PROMPT:
Write each entry out again, exactly as it is written.

DATA UNDER STUDY:
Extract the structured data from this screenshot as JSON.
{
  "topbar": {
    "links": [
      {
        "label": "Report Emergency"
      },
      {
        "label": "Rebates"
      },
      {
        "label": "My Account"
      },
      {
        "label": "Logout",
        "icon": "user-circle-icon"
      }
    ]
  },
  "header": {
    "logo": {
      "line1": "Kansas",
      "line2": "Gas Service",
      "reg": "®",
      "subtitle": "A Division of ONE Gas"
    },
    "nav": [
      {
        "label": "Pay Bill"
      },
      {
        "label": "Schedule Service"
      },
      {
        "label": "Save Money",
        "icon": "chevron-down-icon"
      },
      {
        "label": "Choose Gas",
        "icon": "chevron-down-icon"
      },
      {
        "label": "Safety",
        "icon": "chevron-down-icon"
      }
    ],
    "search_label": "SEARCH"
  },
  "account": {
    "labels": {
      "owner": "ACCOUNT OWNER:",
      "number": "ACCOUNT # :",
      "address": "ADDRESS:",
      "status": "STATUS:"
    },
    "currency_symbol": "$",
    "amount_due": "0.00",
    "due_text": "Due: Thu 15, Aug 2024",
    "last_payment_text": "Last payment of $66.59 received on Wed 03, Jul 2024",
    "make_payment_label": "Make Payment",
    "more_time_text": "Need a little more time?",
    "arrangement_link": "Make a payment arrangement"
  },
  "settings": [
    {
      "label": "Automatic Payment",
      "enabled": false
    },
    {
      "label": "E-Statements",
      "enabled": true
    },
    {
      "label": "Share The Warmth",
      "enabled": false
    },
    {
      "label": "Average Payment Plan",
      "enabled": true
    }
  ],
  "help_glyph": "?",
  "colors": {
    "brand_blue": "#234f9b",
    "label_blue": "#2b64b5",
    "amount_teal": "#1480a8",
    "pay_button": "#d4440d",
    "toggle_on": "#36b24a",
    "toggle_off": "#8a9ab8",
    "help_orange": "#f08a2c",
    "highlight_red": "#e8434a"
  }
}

RESULT:
Extract the structured data from this screenshot as JSON.
{
  "topbar": {
    "links": [
      {
        "label": "Report Emergency"
      },
      {
        "label": "Rebates"
      },
      {
        "label": "My Account"
      },
      {
        "label": "Logout",
        "icon": "user-circle-icon"
      }
    ]
  },
  "header": {
    "logo": {
      "line1": "Kansas",
      "line2": "Gas Service",
      "reg": "®",
      "subtitle": "A Division of ONE Gas"
    },
    "nav": [
      {
        "label": "Pay Bill"
      },
      {
        "label": "Schedule Service"
      },
      {
        "label": "Save Money",
        "icon": "chevron-down-icon"
      },
      {
        "label": "Choose Gas",
        "icon": "chevron-down-icon"
      },
      {
        "label": "Safety",
        "icon": "chevron-down-icon"
      }
    ],
    "search_label": "SEARCH"
  },
  "account": {
    "labels": {
      "owner": "ACCOUNT OWNER:",
      "number": "ACCOUNT # :",
      "address": "ADDRESS:",
      "status": "STATUS:"
    },
    "currency_symbol": "$",
    "amount_due": "0.00",
    "due_text": "Due: Thu 15, Aug 2024",
    "last_payment_text": "Last payment of $66.59 received on Wed 03, Jul 2024",
    "make_payment_label": "Make Payment",
    "more_time_text": "Need a little more time?",
    "arrangement_link": "Make a payment arrangement"
  },
  "settings": [
    {
      "label": "Automatic Payment",
      "enabled": false
    },
    {
      "label": "E-Statements",
      "enabled": true
    },
    {
      "label": "Share The Warmth",
      "enabled": false
    },
    {
      "label": "Average Payment Plan",
      "enabled": true
    }
  ],
  "help_glyph": "?",
  "colors": {
    "brand_blue": "#234f9b",
    "label_blue": "#2b64b5",
    "amount_teal": "#1480a8",
    "pay_button": "#d4440d",
    "toggle_on": "#36b24a",
    "toggle_off": "#8a9ab8",
    "help_orange": "#f08a2c",
    "highlight_red": "#e8434a"
  }
}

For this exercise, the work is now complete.